- **Exercise**
Going line by line through the data below, how many lines contain the word "value"? Give only the number.

__________________________________________________

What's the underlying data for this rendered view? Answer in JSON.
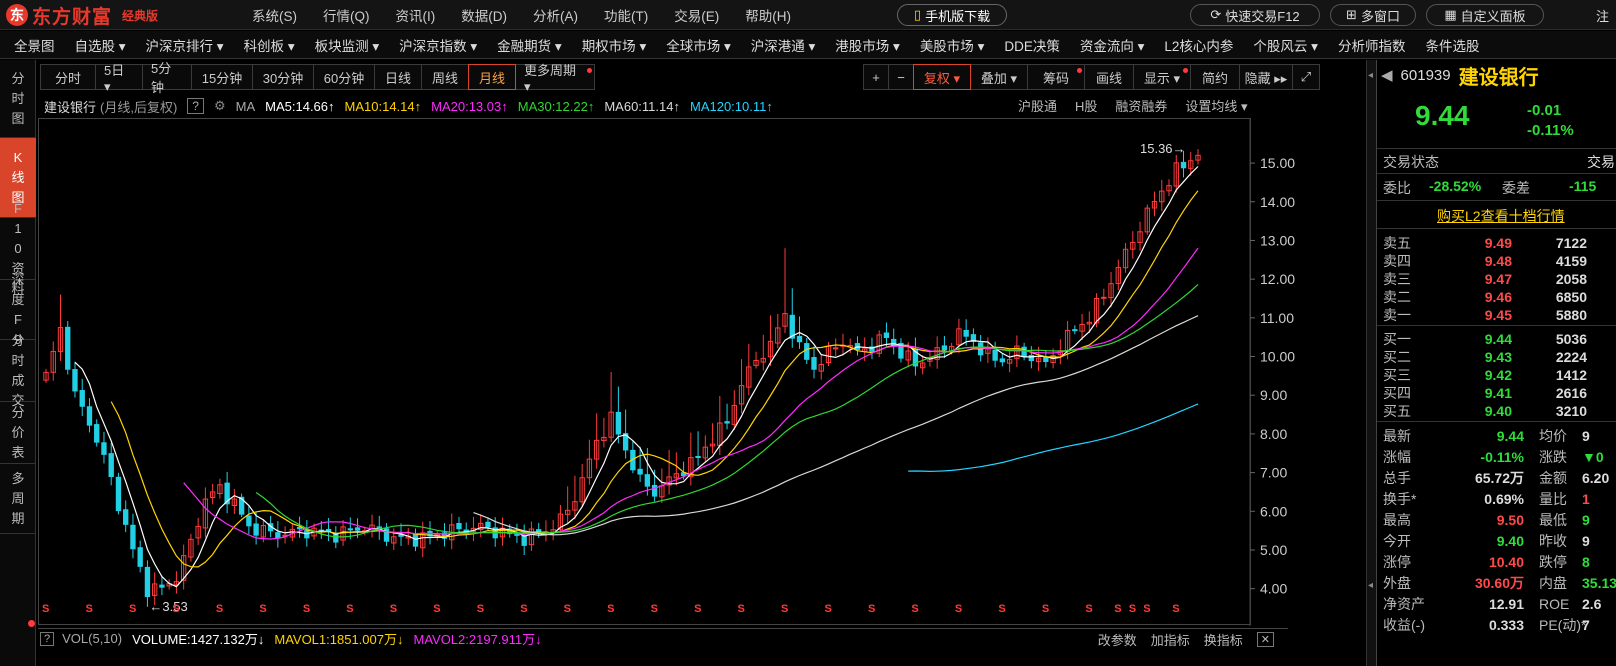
{
  "app": {
    "logo_mark": "东",
    "logo_text": "东方财富",
    "edition": "经典版"
  },
  "menu": [
    "系统(S)",
    "行情(Q)",
    "资讯(I)",
    "数据(D)",
    "分析(A)",
    "功能(T)",
    "交易(E)",
    "帮助(H)"
  ],
  "title_buttons": {
    "mobile": "手机版下载",
    "quick_trade": "快速交易F12",
    "multi_window": "多窗口",
    "custom_panel": "自定义面板",
    "register": "注"
  },
  "nav": [
    "全景图",
    "自选股 ▾",
    "沪深京排行 ▾",
    "科创板 ▾",
    "板块监测 ▾",
    "沪深京指数 ▾",
    "金融期货 ▾",
    "期权市场 ▾",
    "全球市场 ▾",
    "沪深港通 ▾",
    "港股市场 ▾",
    "美股市场 ▾",
    "DDE决策",
    "资金流向 ▾",
    "L2核心内参",
    "个股风云 ▾",
    "分析师指数",
    "条件选股"
  ],
  "left_tabs": [
    {
      "label": "分时图",
      "active": false
    },
    {
      "label": "K线图",
      "active": true
    },
    {
      "label": "F10资料",
      "active": false
    },
    {
      "label": "深度F9",
      "active": false
    },
    {
      "label": "分时成交",
      "active": false
    },
    {
      "label": "分价表",
      "active": false
    },
    {
      "label": "多周期",
      "active": false
    }
  ],
  "periods": [
    {
      "label": "分时"
    },
    {
      "label": "5日 ▾"
    },
    {
      "label": "5分钟"
    },
    {
      "label": "15分钟"
    },
    {
      "label": "30分钟"
    },
    {
      "label": "60分钟"
    },
    {
      "label": "日线"
    },
    {
      "label": "周线"
    },
    {
      "label": "月线",
      "active": true
    },
    {
      "label": "更多周期 ▾",
      "dot": true
    }
  ],
  "tools": [
    {
      "label": "+"
    },
    {
      "label": "−"
    },
    {
      "label": "复权 ▾",
      "active": true
    },
    {
      "label": "叠加 ▾"
    },
    {
      "label": "筹码",
      "dot": true
    },
    {
      "label": "画线"
    },
    {
      "label": "显示 ▾",
      "dot": true
    },
    {
      "label": "简约"
    },
    {
      "label": "隐藏 ▸▸"
    },
    {
      "label": "⤢"
    }
  ],
  "ma_line": {
    "stock": "建设银行",
    "mode": "(月线,后复权)",
    "help": "?",
    "ma_label": "MA",
    "items": [
      {
        "text": "MA5:14.66↑",
        "color": "#ffffff"
      },
      {
        "text": "MA10:14.14↑",
        "color": "#ffd400"
      },
      {
        "text": "MA20:13.03↑",
        "color": "#ff2bff"
      },
      {
        "text": "MA30:12.22↑",
        "color": "#31d631"
      },
      {
        "text": "MA60:11.14↑",
        "color": "#d8d8d8"
      },
      {
        "text": "MA120:10.11↑",
        "color": "#22d4ff"
      }
    ]
  },
  "chart_links": [
    "沪股通",
    "H股",
    "融资融券",
    "设置均线 ▾"
  ],
  "chart_data": {
    "type": "candlestick",
    "period": "monthly",
    "adjust": "后复权",
    "y_ticks": [
      4.0,
      5.0,
      6.0,
      7.0,
      8.0,
      9.0,
      10.0,
      11.0,
      12.0,
      13.0,
      14.0,
      15.0
    ],
    "ylim": [
      3.5,
      15.7
    ],
    "high_label": "15.36",
    "low_label": "3.53",
    "high": 15.36,
    "low": 3.53,
    "up_color": "#ff3b3b",
    "down_color": "#22d0e6",
    "n_bars": 160,
    "anchors": [
      [
        0,
        9.5
      ],
      [
        2,
        10.7
      ],
      [
        4,
        9.0
      ],
      [
        6,
        8.3
      ],
      [
        8,
        7.4
      ],
      [
        10,
        6.2
      ],
      [
        12,
        5.0
      ],
      [
        14,
        4.0
      ],
      [
        16,
        4.0
      ],
      [
        18,
        4.3
      ],
      [
        20,
        5.2
      ],
      [
        22,
        6.3
      ],
      [
        24,
        6.6
      ],
      [
        26,
        6.2
      ],
      [
        28,
        5.6
      ],
      [
        32,
        5.4
      ],
      [
        36,
        5.5
      ],
      [
        40,
        5.4
      ],
      [
        44,
        5.6
      ],
      [
        48,
        5.3
      ],
      [
        52,
        5.3
      ],
      [
        56,
        5.5
      ],
      [
        60,
        5.6
      ],
      [
        64,
        5.4
      ],
      [
        66,
        5.3
      ],
      [
        70,
        5.6
      ],
      [
        72,
        6.0
      ],
      [
        74,
        6.8
      ],
      [
        76,
        7.8
      ],
      [
        78,
        8.4
      ],
      [
        80,
        7.6
      ],
      [
        82,
        6.8
      ],
      [
        84,
        6.5
      ],
      [
        86,
        6.8
      ],
      [
        88,
        7.1
      ],
      [
        90,
        7.4
      ],
      [
        92,
        7.9
      ],
      [
        94,
        8.3
      ],
      [
        96,
        9.3
      ],
      [
        98,
        9.9
      ],
      [
        100,
        10.3
      ],
      [
        102,
        11.1
      ],
      [
        104,
        10.2
      ],
      [
        106,
        9.7
      ],
      [
        108,
        10.1
      ],
      [
        110,
        10.4
      ],
      [
        112,
        10.1
      ],
      [
        114,
        10.3
      ],
      [
        116,
        10.5
      ],
      [
        118,
        10.1
      ],
      [
        120,
        9.8
      ],
      [
        122,
        10.0
      ],
      [
        124,
        10.2
      ],
      [
        126,
        10.6
      ],
      [
        128,
        10.4
      ],
      [
        130,
        10.0
      ],
      [
        132,
        9.9
      ],
      [
        134,
        10.1
      ],
      [
        136,
        10.0
      ],
      [
        138,
        9.8
      ],
      [
        140,
        10.3
      ],
      [
        142,
        10.7
      ],
      [
        144,
        11.0
      ],
      [
        146,
        11.6
      ],
      [
        148,
        12.3
      ],
      [
        150,
        13.0
      ],
      [
        152,
        13.7
      ],
      [
        154,
        14.3
      ],
      [
        156,
        14.8
      ],
      [
        158,
        15.1
      ],
      [
        159,
        15.2
      ]
    ],
    "ma": [
      {
        "name": "MA5",
        "value": 14.66,
        "period": 5,
        "color": "#ffffff"
      },
      {
        "name": "MA10",
        "value": 14.14,
        "period": 10,
        "color": "#ffd400"
      },
      {
        "name": "MA20",
        "value": 13.03,
        "period": 20,
        "color": "#ff2bff"
      },
      {
        "name": "MA30",
        "value": 12.22,
        "period": 30,
        "color": "#31d631"
      },
      {
        "name": "MA60",
        "value": 11.14,
        "period": 60,
        "color": "#d8d8d8"
      },
      {
        "name": "MA120",
        "value": 10.11,
        "period": 120,
        "color": "#22d4ff"
      }
    ],
    "dividend_marker": "S"
  },
  "vol": {
    "name": "VOL(5,10)",
    "volume": "VOLUME:1427.132万↓",
    "mavol1": "MAVOL1:1851.007万↓",
    "mavol2": "MAVOL2:2197.911万↓",
    "links": [
      "改参数",
      "加指标",
      "换指标"
    ],
    "close": "✕"
  },
  "quote": {
    "code": "601939",
    "name": "建设银行",
    "price": "9.44",
    "change": "-0.01",
    "change_pct": "-0.11%",
    "trade_status_label": "交易状态",
    "trade_status_right": "交易",
    "weibi_label": "委比",
    "weibi": "-28.52%",
    "weicha_label": "委差",
    "weicha": "-115",
    "l2_link": "购买L2查看十档行情",
    "asks": [
      {
        "label": "卖五",
        "price": "9.49",
        "vol": "7122"
      },
      {
        "label": "卖四",
        "price": "9.48",
        "vol": "4159"
      },
      {
        "label": "卖三",
        "price": "9.47",
        "vol": "2058"
      },
      {
        "label": "卖二",
        "price": "9.46",
        "vol": "6850"
      },
      {
        "label": "卖一",
        "price": "9.45",
        "vol": "5880"
      }
    ],
    "bids": [
      {
        "label": "买一",
        "price": "9.44",
        "vol": "5036"
      },
      {
        "label": "买二",
        "price": "9.43",
        "vol": "2224"
      },
      {
        "label": "买三",
        "price": "9.42",
        "vol": "1412"
      },
      {
        "label": "买四",
        "price": "9.41",
        "vol": "2616"
      },
      {
        "label": "买五",
        "price": "9.40",
        "vol": "3210"
      }
    ],
    "stats": [
      {
        "l1": "最新",
        "v1": "9.44",
        "c1": "green",
        "l2": "均价",
        "v2": "9",
        "c2": "white"
      },
      {
        "l1": "涨幅",
        "v1": "-0.11%",
        "c1": "green",
        "l2": "涨跌",
        "v2": "▼0",
        "c2": "green"
      },
      {
        "l1": "总手",
        "v1": "65.72万",
        "c1": "white",
        "l2": "金额",
        "v2": "6.20",
        "c2": "white"
      },
      {
        "l1": "换手*",
        "v1": "0.69%",
        "c1": "white",
        "l2": "量比",
        "v2": "1",
        "c2": "red"
      },
      {
        "l1": "最高",
        "v1": "9.50",
        "c1": "red",
        "l2": "最低",
        "v2": "9",
        "c2": "green"
      },
      {
        "l1": "今开",
        "v1": "9.40",
        "c1": "green",
        "l2": "昨收",
        "v2": "9",
        "c2": "white"
      },
      {
        "l1": "涨停",
        "v1": "10.40",
        "c1": "red",
        "l2": "跌停",
        "v2": "8",
        "c2": "green"
      },
      {
        "l1": "外盘",
        "v1": "30.60万",
        "c1": "red",
        "l2": "内盘",
        "v2": "35.13",
        "c2": "green"
      },
      {
        "l1": "净资产",
        "v1": "12.91",
        "c1": "white",
        "l2": "ROE",
        "v2": "2.6",
        "c2": "white"
      },
      {
        "l1": "收益(-)",
        "v1": "0.333",
        "c1": "white",
        "l2": "PE(动)*",
        "v2": "7",
        "c2": "white"
      }
    ]
  }
}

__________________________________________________

- **Exercise output**
6